» Privatisation to be reconsidered  In March 2021, EBC was included in the government’s privatisation list. While privatisation was supposedly aimed at freeing up about R$400 million in expenses, critics viewed the move as yet another attempt by the Bolsonaro government to bring the broadcaster to its knees and limit pluralism. By June 2021, the government said it would have EBC’s privatisation notice analysed by the Federal Court of Accounts until the end of 2022.

But the plans for privatisation may be scrapped under a Lula government, with the Communication Working Group said to be discussing the removal of EBC from the privatisation list. In an interview with Brasil de Fato, Helena Martins, a member of the WG and professor of the Social Communication Course at the Federal University of Ceará (UFC), explained that “there is an understanding of the need for a public communication company”, along with a recognised need for the strengthening of the public media system. “That being the case, it would not make the slightest sense for Brazil to go against this, even contrary to what the Constitution says in relation to the complementarity between the public, private and state systems. So, there is a strong perspective of affirming the public character of the EBC”, Ms. Martins said. The debate will continue in the working group, she added, and a final report will be delivered to the incoming government.

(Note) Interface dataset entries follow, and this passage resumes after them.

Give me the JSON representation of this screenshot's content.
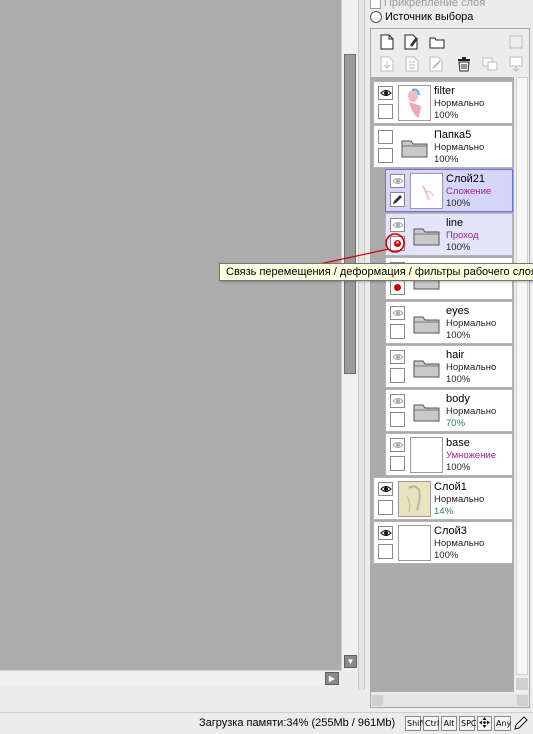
{
  "layer_options": {
    "clip_label": "Прикрепление слоя",
    "source_label": "Источник выбора"
  },
  "tooltip": {
    "text": "Связь перемещения / деформация / фильтры рабочего слоя"
  },
  "layers": [
    {
      "name": "filter",
      "mode": "Нормально",
      "opacity": "100%",
      "type": "image",
      "visible": true
    },
    {
      "name": "Папка5",
      "mode": "Нормально",
      "opacity": "100%",
      "type": "folder",
      "visible": false
    },
    {
      "name": "Слой21",
      "mode": "Сложение",
      "opacity": "100%",
      "type": "image",
      "visible": true,
      "selected": true
    },
    {
      "name": "line",
      "mode": "Проход",
      "opacity": "100%",
      "type": "folder",
      "visible": true
    },
    {
      "name": "eyes",
      "mode": "Нормально",
      "opacity": "100%",
      "type": "folder",
      "visible": true
    },
    {
      "name": "hair",
      "mode": "Нормально",
      "opacity": "100%",
      "type": "folder",
      "visible": true
    },
    {
      "name": "body",
      "mode": "Нормально",
      "opacity": "70%",
      "type": "folder",
      "visible": true
    },
    {
      "name": "base",
      "mode": "Умножение",
      "opacity": "100%",
      "type": "image",
      "visible": true
    },
    {
      "name": "Слой1",
      "mode": "Нормально",
      "opacity": "14%",
      "type": "image",
      "visible": true
    },
    {
      "name": "Слой3",
      "mode": "Нормально",
      "opacity": "100%",
      "type": "image",
      "visible": true
    }
  ],
  "status": {
    "memory": "Загрузка памяти:34% (255Mb / 961Mb)",
    "keys": [
      "Shift",
      "Ctrl",
      "Alt",
      "SPC",
      "Any"
    ]
  },
  "colors": {
    "canvas_bg": "#acacac",
    "selected_layer": "#d6d6fb",
    "mode_pink": "#a01f8e",
    "opacity_teal": "#2b7a70",
    "link_red": "#d40000",
    "tooltip_bg": "#ffffe1"
  },
  "icons": {
    "toolbar_row1": [
      "new-layer-icon",
      "new-linework-layer-icon",
      "new-folder-icon",
      "disabled-icon"
    ],
    "toolbar_row2": [
      "transfer-down-icon",
      "merge-down-icon",
      "clear-layer-icon",
      "delete-layer-icon",
      "merge-visible-icon",
      "merge-all-icon"
    ],
    "row": [
      "eye-icon",
      "pen-icon",
      "link-icon",
      "folder-icon"
    ]
  }
}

» EBC shift to Culture Ministry The technical groups for the transition of Culture, Communications and Social Communication are discussing the potential transferral of EBC from the Ministry of Communications to the Ministry of Culture. The move is foreseen to boost the profile of the Culture Ministry (which will be recreated under the new government); more clearly separate government communication from journalistic communication; and solidify EBC’s place as a source of culture.

Notably, the Culture Ministry was transformed into a special secretariat by President Jair Bolsonaro and placed under the Ministry of Tourism and President-elect Lula hopes to give the reformed Culture Ministry a more robust structure than it had in previous governments; EBC’s placement under the ministry is therefore seen as central to its revitalisation, Globo reports.

The transition team is also discussing the future of the Social Communication Secretariat (Secom), which is responsible for the federal government’s institutional communication and its press and publicity. Meanwhile, other reports indicate that EBC may be split across both the Culture Ministry and the Communications Ministry. The final decision on all changes is still under discussion, with the final decision resting with President-elect Lula, head of the transitional government’s communications group, Paulo Bernardo, said.

The Public Media Alliance will continue to monitor developments in Brazil. We encourage the incoming government to remain steadfast in – and deliver on – its stated commitments to public service media. In particular, the suggested plan to remove EBC from the national privatisation list is welcomed news as are improvements to its independence.

For too long, EBC’s systematic dismantling has undermined pluralism, media freedom, and the ability for the public to hold power to account. PMA maintains that an independent and effective public service broadcaster – free to report without fear and censorship – is necessary to support informed democracy.

More broadly, we further call on the incoming Lula government to address wider media freedom issues, particularly acts of violence against journalists.

Header image: Brasilia TV Tower at sunset – Brasilia, Distrito Federal, Brazil. Credit: diegograndi/istock